* Required action:
All lines in the entries below that hold "data" make up the answer.

* Listed entries:
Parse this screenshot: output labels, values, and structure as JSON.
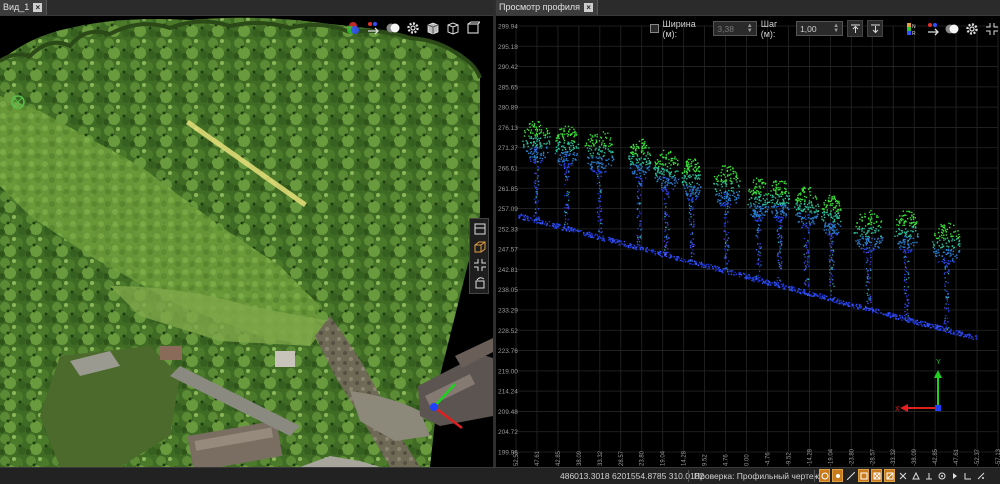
{
  "left_view": {
    "tab_label": "Вид_1",
    "toolbar_icons": [
      "color-wheel-icon",
      "swap-arrows-icon",
      "shading-spheres-icon",
      "settings-gear-icon",
      "cube-solid-icon",
      "cube-wire-icon",
      "box-outline-icon"
    ],
    "side_icons": [
      "view-top-icon",
      "view-3d-cube-icon",
      "corner-brackets-icon",
      "rotate-icon"
    ],
    "axes": {
      "x": "X",
      "y": "Y",
      "z": "Z"
    }
  },
  "profile_view": {
    "tab_label": "Просмотр профиля",
    "width_label": "Ширина (м):",
    "width_value": "3,38",
    "step_label": "Шаг (м):",
    "step_value": "1,00",
    "y_ticks": [
      "299.94",
      "295.18",
      "290.42",
      "285.65",
      "280.89",
      "276.13",
      "271.37",
      "266.61",
      "261.85",
      "257.09",
      "252.33",
      "247.57",
      "242.81",
      "238.05",
      "233.29",
      "228.52",
      "223.76",
      "219.00",
      "214.24",
      "209.48",
      "204.72",
      "199.96"
    ],
    "x_ticks": [
      "52.57",
      "47.61",
      "42.85",
      "38.09",
      "33.32",
      "28.57",
      "23.80",
      "19.04",
      "14.28",
      "9.52",
      "4.76",
      "0.00",
      "-4.76",
      "-9.52",
      "-14.28",
      "-19.04",
      "-23.80",
      "-28.57",
      "-33.32",
      "-38.09",
      "-42.85",
      "-47.61",
      "-52.37",
      "-57.13"
    ],
    "axes": {
      "x": "X",
      "y": "Y"
    }
  },
  "status_bar": {
    "coordinates": "486013.3018 6201554.8785 310.0182",
    "status_text": "Проверка: Профильный чертеж"
  },
  "colors": {
    "background": "#000000",
    "panel": "#2b2b2b",
    "grid": "#262626",
    "axis_x": "#e02020",
    "axis_y": "#20d020",
    "axis_z": "#2040ff",
    "highlight": "#e8e07a",
    "accent_orange": "#c97a1c"
  }
}
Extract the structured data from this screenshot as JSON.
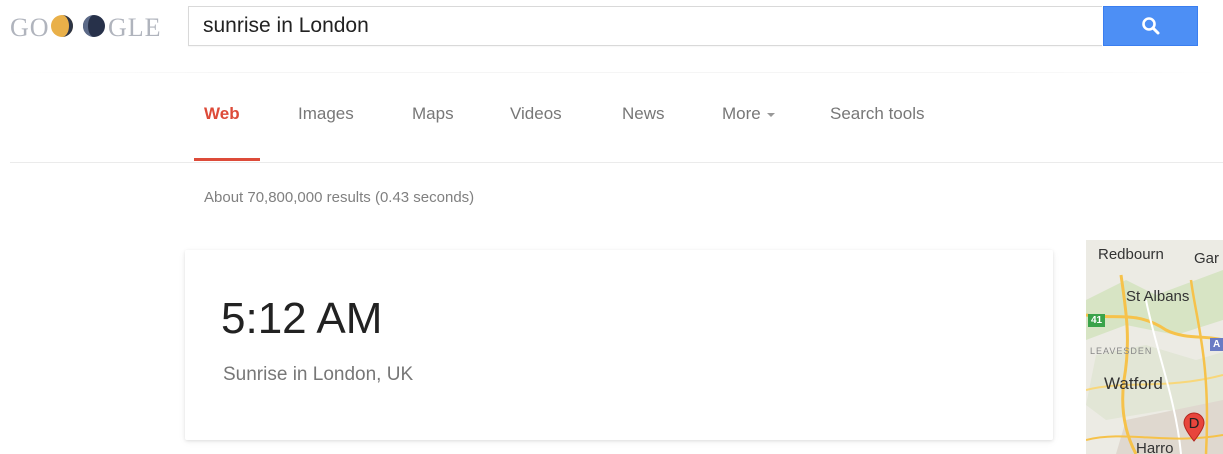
{
  "header": {
    "logo_text": "GOOGLE",
    "search": {
      "value": "sunrise in London",
      "placeholder": ""
    },
    "search_button_icon": "search-icon"
  },
  "tabs": [
    {
      "label": "Web",
      "active": true
    },
    {
      "label": "Images",
      "active": false
    },
    {
      "label": "Maps",
      "active": false
    },
    {
      "label": "Videos",
      "active": false
    },
    {
      "label": "News",
      "active": false
    },
    {
      "label": "More",
      "active": false,
      "icon": "caret-down-icon"
    },
    {
      "label": "Search tools",
      "active": false
    }
  ],
  "results": {
    "stats": "About 70,800,000 results (0.43 seconds)"
  },
  "answer_card": {
    "time": "5:12 AM",
    "description": "Sunrise in London, UK"
  },
  "map": {
    "labels": {
      "redbourn": "Redbourn",
      "gar": "Gar",
      "st_albans": "St Albans",
      "leavesden": "LEAVESDEN",
      "watford": "Watford",
      "harrow": "Harro",
      "marker": "D",
      "road_green": "41",
      "road_blue": "A"
    }
  },
  "colors": {
    "accent_red": "#dd4b39",
    "search_blue": "#4d8ff5",
    "muted_text": "#777777"
  }
}
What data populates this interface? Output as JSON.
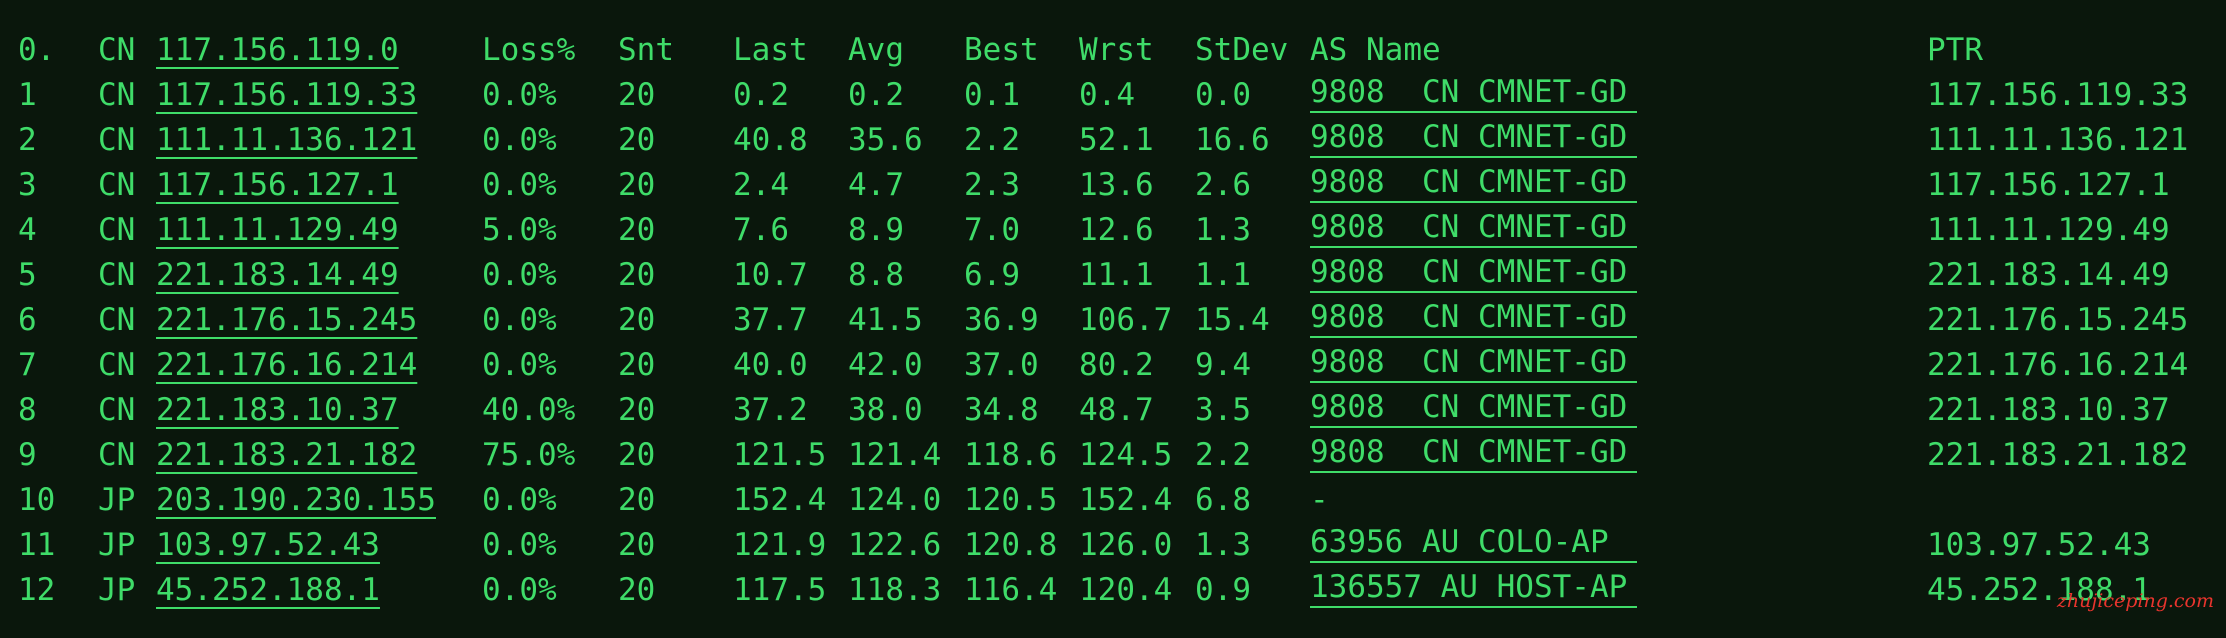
{
  "colors": {
    "background": "#0a170c",
    "text": "#3fdc69",
    "watermark": "#e8342d"
  },
  "header": {
    "hop": "0.",
    "cc": "CN",
    "ip": "117.156.119.0",
    "loss": "Loss%",
    "snt": "Snt",
    "last": "Last",
    "avg": "Avg",
    "best": "Best",
    "wrst": "Wrst",
    "stdev": "StDev",
    "as_name": "AS Name",
    "ptr": "PTR"
  },
  "rows": [
    {
      "hop": "1",
      "cc": "CN",
      "ip": "117.156.119.33",
      "loss": "0.0%",
      "snt": "20",
      "last": "0.2",
      "avg": "0.2",
      "best": "0.1",
      "wrst": "0.4",
      "stdev": "0.0",
      "as_name": "9808  CN CMNET-GD",
      "ptr": "117.156.119.33"
    },
    {
      "hop": "2",
      "cc": "CN",
      "ip": "111.11.136.121",
      "loss": "0.0%",
      "snt": "20",
      "last": "40.8",
      "avg": "35.6",
      "best": "2.2",
      "wrst": "52.1",
      "stdev": "16.6",
      "as_name": "9808  CN CMNET-GD",
      "ptr": "111.11.136.121"
    },
    {
      "hop": "3",
      "cc": "CN",
      "ip": "117.156.127.1",
      "loss": "0.0%",
      "snt": "20",
      "last": "2.4",
      "avg": "4.7",
      "best": "2.3",
      "wrst": "13.6",
      "stdev": "2.6",
      "as_name": "9808  CN CMNET-GD",
      "ptr": "117.156.127.1"
    },
    {
      "hop": "4",
      "cc": "CN",
      "ip": "111.11.129.49",
      "loss": "5.0%",
      "snt": "20",
      "last": "7.6",
      "avg": "8.9",
      "best": "7.0",
      "wrst": "12.6",
      "stdev": "1.3",
      "as_name": "9808  CN CMNET-GD",
      "ptr": "111.11.129.49"
    },
    {
      "hop": "5",
      "cc": "CN",
      "ip": "221.183.14.49",
      "loss": "0.0%",
      "snt": "20",
      "last": "10.7",
      "avg": "8.8",
      "best": "6.9",
      "wrst": "11.1",
      "stdev": "1.1",
      "as_name": "9808  CN CMNET-GD",
      "ptr": "221.183.14.49"
    },
    {
      "hop": "6",
      "cc": "CN",
      "ip": "221.176.15.245",
      "loss": "0.0%",
      "snt": "20",
      "last": "37.7",
      "avg": "41.5",
      "best": "36.9",
      "wrst": "106.7",
      "stdev": "15.4",
      "as_name": "9808  CN CMNET-GD",
      "ptr": "221.176.15.245"
    },
    {
      "hop": "7",
      "cc": "CN",
      "ip": "221.176.16.214",
      "loss": "0.0%",
      "snt": "20",
      "last": "40.0",
      "avg": "42.0",
      "best": "37.0",
      "wrst": "80.2",
      "stdev": "9.4",
      "as_name": "9808  CN CMNET-GD",
      "ptr": "221.176.16.214"
    },
    {
      "hop": "8",
      "cc": "CN",
      "ip": "221.183.10.37",
      "loss": "40.0%",
      "snt": "20",
      "last": "37.2",
      "avg": "38.0",
      "best": "34.8",
      "wrst": "48.7",
      "stdev": "3.5",
      "as_name": "9808  CN CMNET-GD",
      "ptr": "221.183.10.37"
    },
    {
      "hop": "9",
      "cc": "CN",
      "ip": "221.183.21.182",
      "loss": "75.0%",
      "snt": "20",
      "last": "121.5",
      "avg": "121.4",
      "best": "118.6",
      "wrst": "124.5",
      "stdev": "2.2",
      "as_name": "9808  CN CMNET-GD",
      "ptr": "221.183.21.182"
    },
    {
      "hop": "10",
      "cc": "JP",
      "ip": "203.190.230.155",
      "loss": "0.0%",
      "snt": "20",
      "last": "152.4",
      "avg": "124.0",
      "best": "120.5",
      "wrst": "152.4",
      "stdev": "6.8",
      "as_name": "-",
      "ptr": ""
    },
    {
      "hop": "11",
      "cc": "JP",
      "ip": "103.97.52.43",
      "loss": "0.0%",
      "snt": "20",
      "last": "121.9",
      "avg": "122.6",
      "best": "120.8",
      "wrst": "126.0",
      "stdev": "1.3",
      "as_name": "63956 AU COLO-AP",
      "ptr": "103.97.52.43"
    },
    {
      "hop": "12",
      "cc": "JP",
      "ip": "45.252.188.1",
      "loss": "0.0%",
      "snt": "20",
      "last": "117.5",
      "avg": "118.3",
      "best": "116.4",
      "wrst": "120.4",
      "stdev": "0.9",
      "as_name": "136557 AU HOST-AP",
      "ptr": "45.252.188.1"
    }
  ],
  "watermark": "zhujiceping.com"
}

* Result for this exercise:
Extract the structured data from this screenshot as JSON.
What data populates this interface? Output as JSON.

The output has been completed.